WHAT YOU ARE ASKED TO DO: Go through the listing and pick out each line with the word "label" in it.

INFORMATION:
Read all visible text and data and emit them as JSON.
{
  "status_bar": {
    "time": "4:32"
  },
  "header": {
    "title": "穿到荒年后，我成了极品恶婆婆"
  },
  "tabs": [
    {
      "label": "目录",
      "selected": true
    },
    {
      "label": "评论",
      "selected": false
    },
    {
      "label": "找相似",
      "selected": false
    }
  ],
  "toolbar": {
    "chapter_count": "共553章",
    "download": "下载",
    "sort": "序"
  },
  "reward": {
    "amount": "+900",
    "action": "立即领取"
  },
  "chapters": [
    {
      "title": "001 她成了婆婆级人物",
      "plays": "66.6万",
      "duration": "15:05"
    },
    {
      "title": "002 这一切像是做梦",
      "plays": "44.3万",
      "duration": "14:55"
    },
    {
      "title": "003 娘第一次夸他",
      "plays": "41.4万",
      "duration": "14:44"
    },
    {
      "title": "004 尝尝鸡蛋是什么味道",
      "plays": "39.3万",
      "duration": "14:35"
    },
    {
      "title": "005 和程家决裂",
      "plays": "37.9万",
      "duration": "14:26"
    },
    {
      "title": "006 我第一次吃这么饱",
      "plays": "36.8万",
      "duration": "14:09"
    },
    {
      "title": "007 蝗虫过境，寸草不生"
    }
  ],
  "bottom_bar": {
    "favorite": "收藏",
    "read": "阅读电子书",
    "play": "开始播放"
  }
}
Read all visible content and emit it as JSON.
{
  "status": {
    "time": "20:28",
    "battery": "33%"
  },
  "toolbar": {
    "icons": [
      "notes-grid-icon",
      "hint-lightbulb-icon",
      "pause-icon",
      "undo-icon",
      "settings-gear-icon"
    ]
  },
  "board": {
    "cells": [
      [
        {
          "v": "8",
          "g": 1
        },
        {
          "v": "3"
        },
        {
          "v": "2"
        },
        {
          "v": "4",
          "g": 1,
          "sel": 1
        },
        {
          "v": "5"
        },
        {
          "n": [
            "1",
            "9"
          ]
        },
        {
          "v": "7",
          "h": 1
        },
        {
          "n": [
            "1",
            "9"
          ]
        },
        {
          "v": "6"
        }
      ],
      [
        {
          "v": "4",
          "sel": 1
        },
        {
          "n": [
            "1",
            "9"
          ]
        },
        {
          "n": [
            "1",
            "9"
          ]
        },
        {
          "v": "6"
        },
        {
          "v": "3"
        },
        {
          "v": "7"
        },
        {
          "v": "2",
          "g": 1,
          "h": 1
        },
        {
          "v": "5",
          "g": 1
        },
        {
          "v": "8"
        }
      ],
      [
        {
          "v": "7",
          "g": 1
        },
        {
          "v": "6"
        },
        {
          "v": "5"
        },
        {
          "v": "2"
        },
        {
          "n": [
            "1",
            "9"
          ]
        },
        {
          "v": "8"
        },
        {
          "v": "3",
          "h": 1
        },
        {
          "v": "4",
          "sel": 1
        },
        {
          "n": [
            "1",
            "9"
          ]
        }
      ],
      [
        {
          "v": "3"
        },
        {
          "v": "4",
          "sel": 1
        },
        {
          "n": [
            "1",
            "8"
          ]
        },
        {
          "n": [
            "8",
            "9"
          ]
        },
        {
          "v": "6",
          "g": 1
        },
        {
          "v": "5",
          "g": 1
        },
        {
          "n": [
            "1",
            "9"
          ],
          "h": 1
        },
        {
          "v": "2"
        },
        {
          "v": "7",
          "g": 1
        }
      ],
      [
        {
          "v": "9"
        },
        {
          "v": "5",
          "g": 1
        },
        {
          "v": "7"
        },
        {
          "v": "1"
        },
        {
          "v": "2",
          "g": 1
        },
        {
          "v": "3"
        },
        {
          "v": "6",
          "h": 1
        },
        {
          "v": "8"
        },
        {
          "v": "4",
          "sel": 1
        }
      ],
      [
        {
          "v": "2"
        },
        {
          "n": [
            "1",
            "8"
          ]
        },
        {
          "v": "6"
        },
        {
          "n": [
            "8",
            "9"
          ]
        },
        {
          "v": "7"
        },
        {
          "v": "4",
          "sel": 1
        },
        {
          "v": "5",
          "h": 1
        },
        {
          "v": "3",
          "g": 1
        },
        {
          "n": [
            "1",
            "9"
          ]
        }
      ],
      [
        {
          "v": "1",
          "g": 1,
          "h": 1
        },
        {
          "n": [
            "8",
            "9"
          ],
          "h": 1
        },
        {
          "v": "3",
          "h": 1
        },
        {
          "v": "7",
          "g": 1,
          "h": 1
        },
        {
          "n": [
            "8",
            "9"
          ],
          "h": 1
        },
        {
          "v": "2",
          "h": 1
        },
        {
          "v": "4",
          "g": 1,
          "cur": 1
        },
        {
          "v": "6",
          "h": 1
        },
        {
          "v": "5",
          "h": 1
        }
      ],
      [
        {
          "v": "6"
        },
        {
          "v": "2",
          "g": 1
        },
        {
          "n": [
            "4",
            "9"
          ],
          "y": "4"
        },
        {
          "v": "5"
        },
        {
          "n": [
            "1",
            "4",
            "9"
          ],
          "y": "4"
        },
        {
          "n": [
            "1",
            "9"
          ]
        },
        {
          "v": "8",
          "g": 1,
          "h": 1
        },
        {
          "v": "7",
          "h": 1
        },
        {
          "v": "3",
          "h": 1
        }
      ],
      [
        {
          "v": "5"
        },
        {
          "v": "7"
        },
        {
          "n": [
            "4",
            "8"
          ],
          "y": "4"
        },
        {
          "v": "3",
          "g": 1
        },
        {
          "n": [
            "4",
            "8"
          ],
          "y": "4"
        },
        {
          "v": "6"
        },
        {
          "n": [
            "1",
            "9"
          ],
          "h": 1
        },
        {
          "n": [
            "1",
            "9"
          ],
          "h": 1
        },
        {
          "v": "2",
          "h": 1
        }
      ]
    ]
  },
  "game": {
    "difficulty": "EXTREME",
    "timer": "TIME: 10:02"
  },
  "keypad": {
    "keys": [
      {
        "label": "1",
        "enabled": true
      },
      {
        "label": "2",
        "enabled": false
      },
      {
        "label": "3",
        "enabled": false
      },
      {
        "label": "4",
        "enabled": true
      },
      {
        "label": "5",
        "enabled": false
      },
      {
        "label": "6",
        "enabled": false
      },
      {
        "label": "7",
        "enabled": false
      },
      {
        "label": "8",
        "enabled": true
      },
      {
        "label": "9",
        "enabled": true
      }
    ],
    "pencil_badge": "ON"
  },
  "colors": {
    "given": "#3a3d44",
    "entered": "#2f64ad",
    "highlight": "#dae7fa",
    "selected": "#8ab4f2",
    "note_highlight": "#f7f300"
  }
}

FINISHED TASK:
      "label": "目录",
      "label": "评论",
      "label": "找相似",
        "label": "1",
        "label": "2",
        "label": "3",
        "label": "4",
        "label": "5",
        "label": "6",
        "label": "7",
        "label": "8",
        "label": "9",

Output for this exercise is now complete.